__What the task requires__
Type out each entry exactly.

__Entries supplied__
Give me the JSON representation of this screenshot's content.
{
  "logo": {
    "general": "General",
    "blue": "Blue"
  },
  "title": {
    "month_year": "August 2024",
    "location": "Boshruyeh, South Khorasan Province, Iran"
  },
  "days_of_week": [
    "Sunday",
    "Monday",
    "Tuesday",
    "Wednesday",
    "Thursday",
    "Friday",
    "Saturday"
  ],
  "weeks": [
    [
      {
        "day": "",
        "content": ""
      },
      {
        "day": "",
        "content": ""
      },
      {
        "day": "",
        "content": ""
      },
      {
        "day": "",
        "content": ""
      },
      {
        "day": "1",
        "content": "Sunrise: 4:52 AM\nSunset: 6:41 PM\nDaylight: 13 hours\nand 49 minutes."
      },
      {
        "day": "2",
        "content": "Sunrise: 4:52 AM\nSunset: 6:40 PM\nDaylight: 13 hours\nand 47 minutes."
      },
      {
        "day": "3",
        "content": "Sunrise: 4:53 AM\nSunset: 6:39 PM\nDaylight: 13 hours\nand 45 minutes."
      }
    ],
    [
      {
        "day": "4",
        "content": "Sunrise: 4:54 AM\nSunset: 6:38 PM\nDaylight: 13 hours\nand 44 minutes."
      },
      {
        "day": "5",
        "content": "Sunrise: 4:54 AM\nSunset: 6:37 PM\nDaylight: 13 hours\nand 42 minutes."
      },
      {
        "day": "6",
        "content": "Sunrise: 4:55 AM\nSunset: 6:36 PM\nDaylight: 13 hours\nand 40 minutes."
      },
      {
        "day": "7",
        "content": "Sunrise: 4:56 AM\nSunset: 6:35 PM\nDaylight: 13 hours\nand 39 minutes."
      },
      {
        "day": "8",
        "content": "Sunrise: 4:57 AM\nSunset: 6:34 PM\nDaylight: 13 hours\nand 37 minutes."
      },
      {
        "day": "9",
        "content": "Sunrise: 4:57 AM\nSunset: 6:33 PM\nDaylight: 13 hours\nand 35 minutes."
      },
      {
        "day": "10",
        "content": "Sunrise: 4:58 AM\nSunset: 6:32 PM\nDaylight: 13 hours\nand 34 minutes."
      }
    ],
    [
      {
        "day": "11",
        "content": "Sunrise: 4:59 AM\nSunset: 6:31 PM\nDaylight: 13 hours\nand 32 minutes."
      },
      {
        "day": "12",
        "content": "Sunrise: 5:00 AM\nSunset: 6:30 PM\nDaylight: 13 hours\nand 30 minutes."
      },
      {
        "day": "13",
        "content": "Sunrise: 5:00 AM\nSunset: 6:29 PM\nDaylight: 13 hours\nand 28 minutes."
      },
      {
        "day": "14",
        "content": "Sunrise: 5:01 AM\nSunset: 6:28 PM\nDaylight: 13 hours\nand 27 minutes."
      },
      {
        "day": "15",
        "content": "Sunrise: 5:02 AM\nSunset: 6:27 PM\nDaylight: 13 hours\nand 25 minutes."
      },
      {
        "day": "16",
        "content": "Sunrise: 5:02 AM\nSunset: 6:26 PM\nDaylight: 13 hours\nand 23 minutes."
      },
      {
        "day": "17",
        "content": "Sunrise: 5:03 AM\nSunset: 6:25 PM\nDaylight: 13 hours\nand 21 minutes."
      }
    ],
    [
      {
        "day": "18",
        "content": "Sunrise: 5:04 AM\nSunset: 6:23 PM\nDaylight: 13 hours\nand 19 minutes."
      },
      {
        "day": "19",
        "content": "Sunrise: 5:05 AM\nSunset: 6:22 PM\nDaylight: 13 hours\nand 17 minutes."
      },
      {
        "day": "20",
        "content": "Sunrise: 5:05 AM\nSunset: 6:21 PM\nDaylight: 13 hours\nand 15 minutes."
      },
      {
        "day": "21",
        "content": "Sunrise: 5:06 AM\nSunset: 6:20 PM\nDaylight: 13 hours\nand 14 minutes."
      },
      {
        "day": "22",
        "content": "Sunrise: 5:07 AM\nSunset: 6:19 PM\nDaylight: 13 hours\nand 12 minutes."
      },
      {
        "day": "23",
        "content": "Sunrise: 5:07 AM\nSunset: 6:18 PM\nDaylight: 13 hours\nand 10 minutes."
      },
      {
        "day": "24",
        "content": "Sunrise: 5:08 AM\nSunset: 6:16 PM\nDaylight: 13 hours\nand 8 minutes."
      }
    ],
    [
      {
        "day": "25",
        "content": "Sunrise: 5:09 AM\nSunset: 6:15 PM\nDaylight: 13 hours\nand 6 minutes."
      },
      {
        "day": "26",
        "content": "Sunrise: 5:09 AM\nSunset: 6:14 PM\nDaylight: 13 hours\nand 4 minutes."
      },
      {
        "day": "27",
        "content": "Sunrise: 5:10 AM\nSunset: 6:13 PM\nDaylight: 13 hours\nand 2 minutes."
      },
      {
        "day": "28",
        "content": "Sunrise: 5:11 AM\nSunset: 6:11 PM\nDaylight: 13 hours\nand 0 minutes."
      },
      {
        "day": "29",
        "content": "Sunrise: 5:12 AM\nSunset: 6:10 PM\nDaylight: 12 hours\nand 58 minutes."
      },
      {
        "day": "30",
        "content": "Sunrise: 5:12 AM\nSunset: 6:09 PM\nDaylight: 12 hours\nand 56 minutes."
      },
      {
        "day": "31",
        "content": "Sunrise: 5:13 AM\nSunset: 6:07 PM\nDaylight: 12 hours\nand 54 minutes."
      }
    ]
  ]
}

__Answer below__
Give me the JSON representation of this screenshot's content.
{
  "logo": {
    "general": "General",
    "blue": "Blue"
  },
  "title": {
    "month_year": "August 2024",
    "location": "Boshruyeh, South Khorasan Province, Iran"
  },
  "days_of_week": [
    "Sunday",
    "Monday",
    "Tuesday",
    "Wednesday",
    "Thursday",
    "Friday",
    "Saturday"
  ],
  "weeks": [
    [
      {
        "day": "",
        "content": ""
      },
      {
        "day": "",
        "content": ""
      },
      {
        "day": "",
        "content": ""
      },
      {
        "day": "",
        "content": ""
      },
      {
        "day": "1",
        "content": "Sunrise: 4:52 AM\nSunset: 6:41 PM\nDaylight: 13 hours\nand 49 minutes."
      },
      {
        "day": "2",
        "content": "Sunrise: 4:52 AM\nSunset: 6:40 PM\nDaylight: 13 hours\nand 47 minutes."
      },
      {
        "day": "3",
        "content": "Sunrise: 4:53 AM\nSunset: 6:39 PM\nDaylight: 13 hours\nand 45 minutes."
      }
    ],
    [
      {
        "day": "4",
        "content": "Sunrise: 4:54 AM\nSunset: 6:38 PM\nDaylight: 13 hours\nand 44 minutes."
      },
      {
        "day": "5",
        "content": "Sunrise: 4:54 AM\nSunset: 6:37 PM\nDaylight: 13 hours\nand 42 minutes."
      },
      {
        "day": "6",
        "content": "Sunrise: 4:55 AM\nSunset: 6:36 PM\nDaylight: 13 hours\nand 40 minutes."
      },
      {
        "day": "7",
        "content": "Sunrise: 4:56 AM\nSunset: 6:35 PM\nDaylight: 13 hours\nand 39 minutes."
      },
      {
        "day": "8",
        "content": "Sunrise: 4:57 AM\nSunset: 6:34 PM\nDaylight: 13 hours\nand 37 minutes."
      },
      {
        "day": "9",
        "content": "Sunrise: 4:57 AM\nSunset: 6:33 PM\nDaylight: 13 hours\nand 35 minutes."
      },
      {
        "day": "10",
        "content": "Sunrise: 4:58 AM\nSunset: 6:32 PM\nDaylight: 13 hours\nand 34 minutes."
      }
    ],
    [
      {
        "day": "11",
        "content": "Sunrise: 4:59 AM\nSunset: 6:31 PM\nDaylight: 13 hours\nand 32 minutes."
      },
      {
        "day": "12",
        "content": "Sunrise: 5:00 AM\nSunset: 6:30 PM\nDaylight: 13 hours\nand 30 minutes."
      },
      {
        "day": "13",
        "content": "Sunrise: 5:00 AM\nSunset: 6:29 PM\nDaylight: 13 hours\nand 28 minutes."
      },
      {
        "day": "14",
        "content": "Sunrise: 5:01 AM\nSunset: 6:28 PM\nDaylight: 13 hours\nand 27 minutes."
      },
      {
        "day": "15",
        "content": "Sunrise: 5:02 AM\nSunset: 6:27 PM\nDaylight: 13 hours\nand 25 minutes."
      },
      {
        "day": "16",
        "content": "Sunrise: 5:02 AM\nSunset: 6:26 PM\nDaylight: 13 hours\nand 23 minutes."
      },
      {
        "day": "17",
        "content": "Sunrise: 5:03 AM\nSunset: 6:25 PM\nDaylight: 13 hours\nand 21 minutes."
      }
    ],
    [
      {
        "day": "18",
        "content": "Sunrise: 5:04 AM\nSunset: 6:23 PM\nDaylight: 13 hours\nand 19 minutes."
      },
      {
        "day": "19",
        "content": "Sunrise: 5:05 AM\nSunset: 6:22 PM\nDaylight: 13 hours\nand 17 minutes."
      },
      {
        "day": "20",
        "content": "Sunrise: 5:05 AM\nSunset: 6:21 PM\nDaylight: 13 hours\nand 15 minutes."
      },
      {
        "day": "21",
        "content": "Sunrise: 5:06 AM\nSunset: 6:20 PM\nDaylight: 13 hours\nand 14 minutes."
      },
      {
        "day": "22",
        "content": "Sunrise: 5:07 AM\nSunset: 6:19 PM\nDaylight: 13 hours\nand 12 minutes."
      },
      {
        "day": "23",
        "content": "Sunrise: 5:07 AM\nSunset: 6:18 PM\nDaylight: 13 hours\nand 10 minutes."
      },
      {
        "day": "24",
        "content": "Sunrise: 5:08 AM\nSunset: 6:16 PM\nDaylight: 13 hours\nand 8 minutes."
      }
    ],
    [
      {
        "day": "25",
        "content": "Sunrise: 5:09 AM\nSunset: 6:15 PM\nDaylight: 13 hours\nand 6 minutes."
      },
      {
        "day": "26",
        "content": "Sunrise: 5:09 AM\nSunset: 6:14 PM\nDaylight: 13 hours\nand 4 minutes."
      },
      {
        "day": "27",
        "content": "Sunrise: 5:10 AM\nSunset: 6:13 PM\nDaylight: 13 hours\nand 2 minutes."
      },
      {
        "day": "28",
        "content": "Sunrise: 5:11 AM\nSunset: 6:11 PM\nDaylight: 13 hours\nand 0 minutes."
      },
      {
        "day": "29",
        "content": "Sunrise: 5:12 AM\nSunset: 6:10 PM\nDaylight: 12 hours\nand 58 minutes."
      },
      {
        "day": "30",
        "content": "Sunrise: 5:12 AM\nSunset: 6:09 PM\nDaylight: 12 hours\nand 56 minutes."
      },
      {
        "day": "31",
        "content": "Sunrise: 5:13 AM\nSunset: 6:07 PM\nDaylight: 12 hours\nand 54 minutes."
      }
    ]
  ]
}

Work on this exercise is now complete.